Data records:
======
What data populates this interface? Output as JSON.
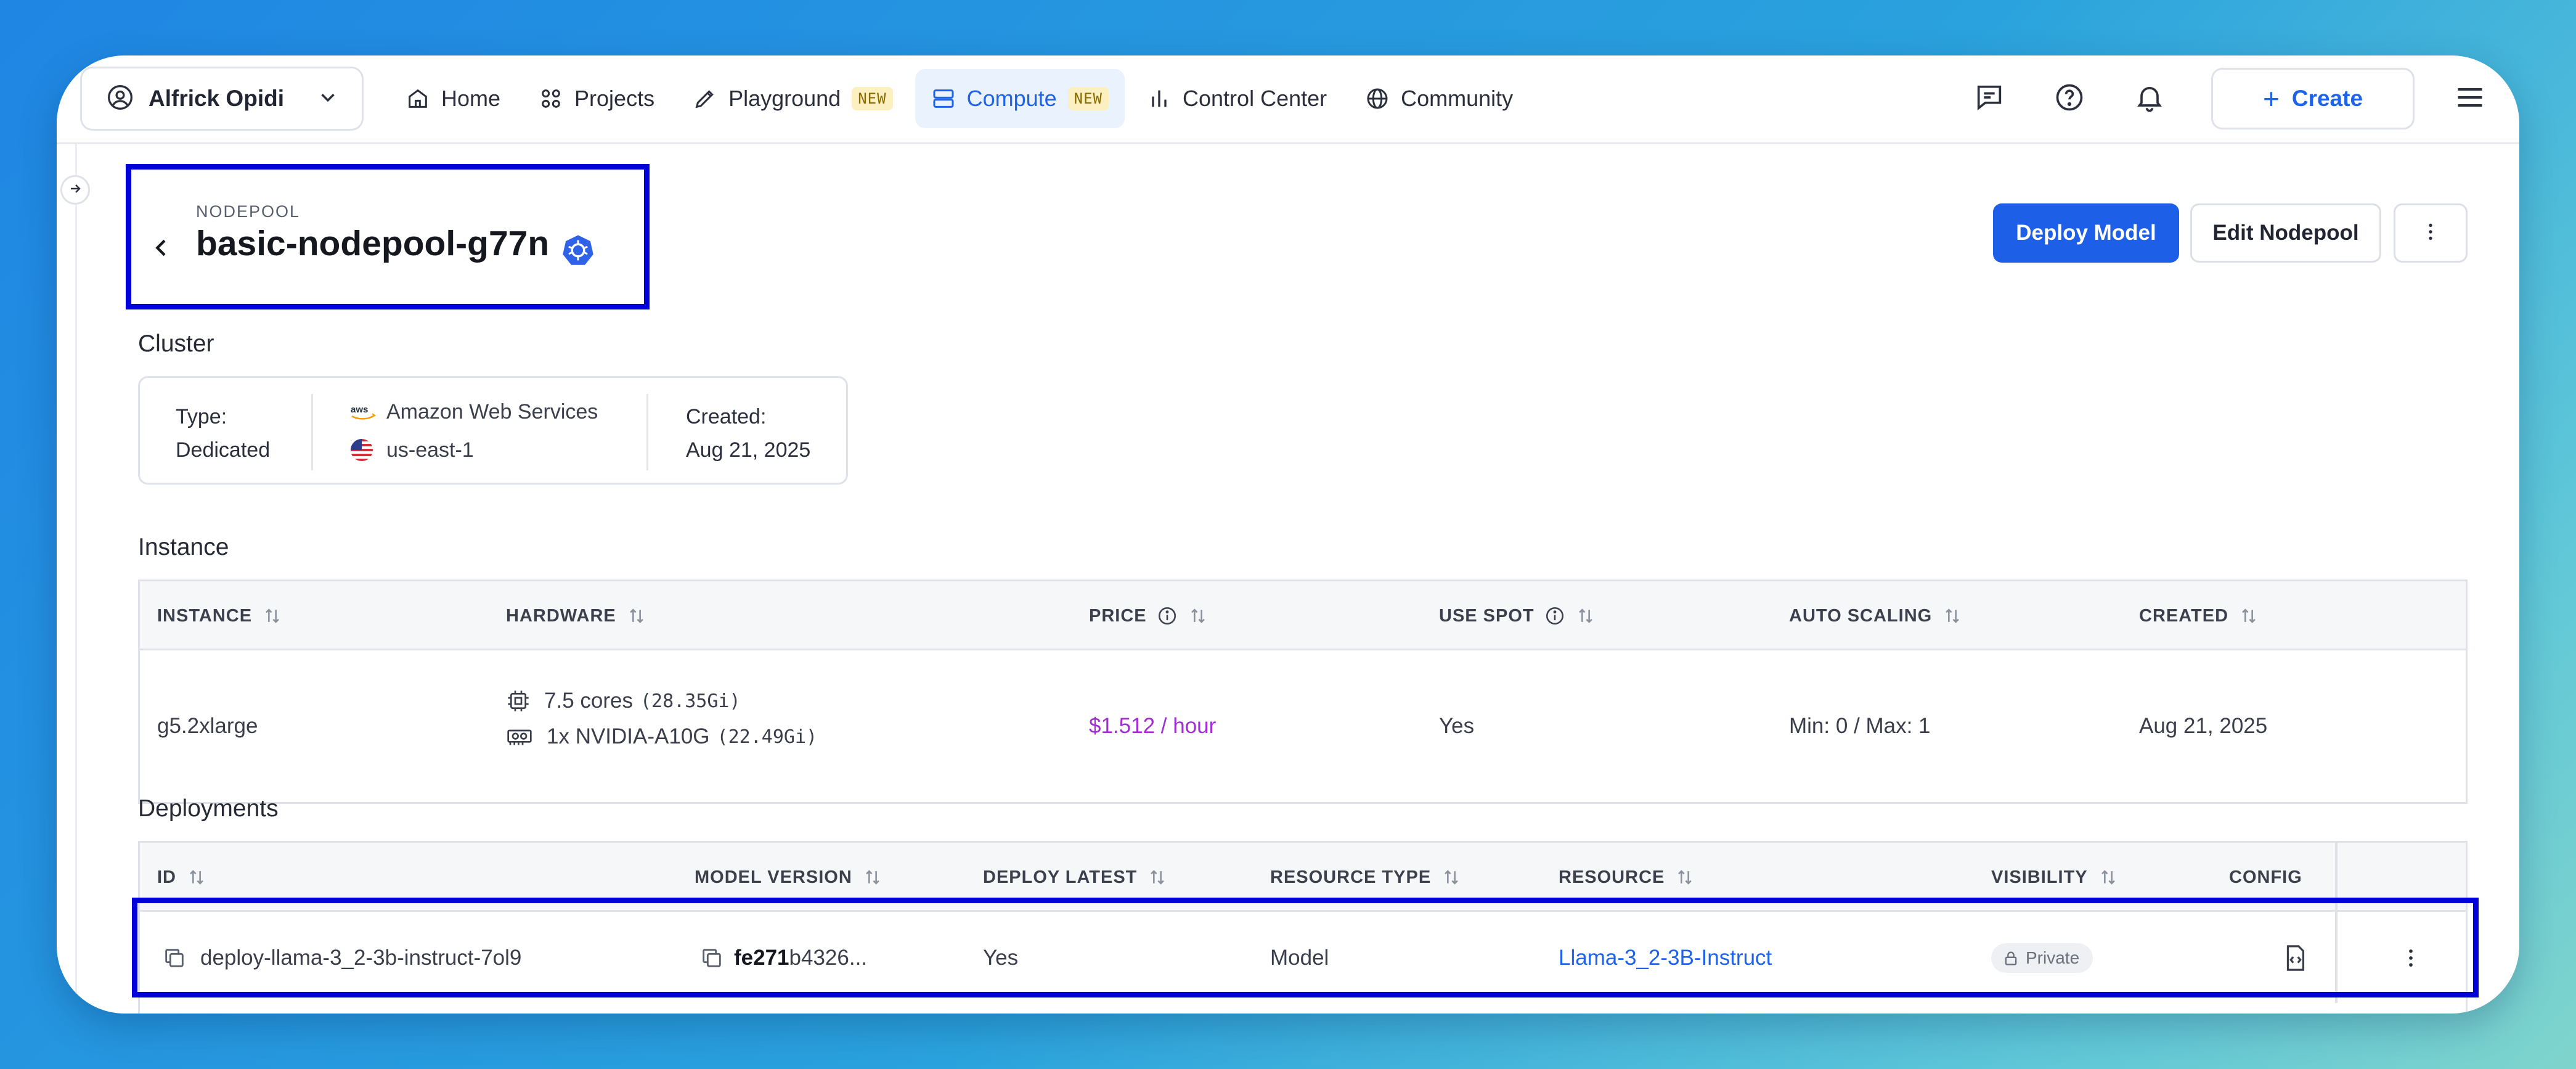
{
  "user": {
    "name": "Alfrick Opidi"
  },
  "nav": {
    "items": [
      {
        "label": "Home",
        "icon": "home-icon"
      },
      {
        "label": "Projects",
        "icon": "projects-icon"
      },
      {
        "label": "Playground",
        "icon": "playground-icon",
        "badge": "NEW"
      },
      {
        "label": "Compute",
        "icon": "compute-icon",
        "badge": "NEW",
        "active": true
      },
      {
        "label": "Control Center",
        "icon": "chart-icon"
      },
      {
        "label": "Community",
        "icon": "globe-icon"
      }
    ]
  },
  "toolbar": {
    "create_label": "Create"
  },
  "header": {
    "eyebrow": "NODEPOOL",
    "title": "basic-nodepool-g77n",
    "deploy_label": "Deploy Model",
    "edit_label": "Edit Nodepool"
  },
  "cluster": {
    "section": "Cluster",
    "type_label": "Type:",
    "type_value": "Dedicated",
    "provider": "Amazon Web Services",
    "region": "us-east-1",
    "created_label": "Created:",
    "created_value": "Aug 21, 2025"
  },
  "instance": {
    "section": "Instance",
    "columns": [
      "INSTANCE",
      "HARDWARE",
      "PRICE",
      "USE SPOT",
      "AUTO SCALING",
      "CREATED"
    ],
    "row": {
      "instance": "g5.2xlarge",
      "cpu": "7.5 cores",
      "cpu_mem": "(28.35Gi)",
      "gpu": "1x NVIDIA-A10G",
      "gpu_mem": "(22.49Gi)",
      "price": "$1.512 / hour",
      "use_spot": "Yes",
      "auto_scaling": "Min: 0 / Max: 1",
      "created": "Aug 21, 2025"
    }
  },
  "deployments": {
    "section": "Deployments",
    "columns": [
      "ID",
      "MODEL VERSION",
      "DEPLOY LATEST",
      "RESOURCE TYPE",
      "RESOURCE",
      "VISIBILITY",
      "CONFIG"
    ],
    "row": {
      "id": "deploy-llama-3_2-3b-instruct-7ol9",
      "version_bold": "fe271",
      "version_rest": "b4326...",
      "deploy_latest": "Yes",
      "resource_type": "Model",
      "resource": "Llama-3_2-3B-Instruct",
      "visibility": "Private"
    }
  },
  "colors": {
    "accent": "#1d5fe6",
    "price": "#a12ed2",
    "highlight": "#0000d8"
  }
}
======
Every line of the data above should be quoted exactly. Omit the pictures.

Result of the exercise:
What data populates this interface? Output as JSON.
{
  "user": {
    "name": "Alfrick Opidi"
  },
  "nav": {
    "items": [
      {
        "label": "Home",
        "icon": "home-icon"
      },
      {
        "label": "Projects",
        "icon": "projects-icon"
      },
      {
        "label": "Playground",
        "icon": "playground-icon",
        "badge": "NEW"
      },
      {
        "label": "Compute",
        "icon": "compute-icon",
        "badge": "NEW",
        "active": true
      },
      {
        "label": "Control Center",
        "icon": "chart-icon"
      },
      {
        "label": "Community",
        "icon": "globe-icon"
      }
    ]
  },
  "toolbar": {
    "create_label": "Create"
  },
  "header": {
    "eyebrow": "NODEPOOL",
    "title": "basic-nodepool-g77n",
    "deploy_label": "Deploy Model",
    "edit_label": "Edit Nodepool"
  },
  "cluster": {
    "section": "Cluster",
    "type_label": "Type:",
    "type_value": "Dedicated",
    "provider": "Amazon Web Services",
    "region": "us-east-1",
    "created_label": "Created:",
    "created_value": "Aug 21, 2025"
  },
  "instance": {
    "section": "Instance",
    "columns": [
      "INSTANCE",
      "HARDWARE",
      "PRICE",
      "USE SPOT",
      "AUTO SCALING",
      "CREATED"
    ],
    "row": {
      "instance": "g5.2xlarge",
      "cpu": "7.5 cores",
      "cpu_mem": "(28.35Gi)",
      "gpu": "1x NVIDIA-A10G",
      "gpu_mem": "(22.49Gi)",
      "price": "$1.512 / hour",
      "use_spot": "Yes",
      "auto_scaling": "Min: 0 / Max: 1",
      "created": "Aug 21, 2025"
    }
  },
  "deployments": {
    "section": "Deployments",
    "columns": [
      "ID",
      "MODEL VERSION",
      "DEPLOY LATEST",
      "RESOURCE TYPE",
      "RESOURCE",
      "VISIBILITY",
      "CONFIG"
    ],
    "row": {
      "id": "deploy-llama-3_2-3b-instruct-7ol9",
      "version_bold": "fe271",
      "version_rest": "b4326...",
      "deploy_latest": "Yes",
      "resource_type": "Model",
      "resource": "Llama-3_2-3B-Instruct",
      "visibility": "Private"
    }
  },
  "colors": {
    "accent": "#1d5fe6",
    "price": "#a12ed2",
    "highlight": "#0000d8"
  }
}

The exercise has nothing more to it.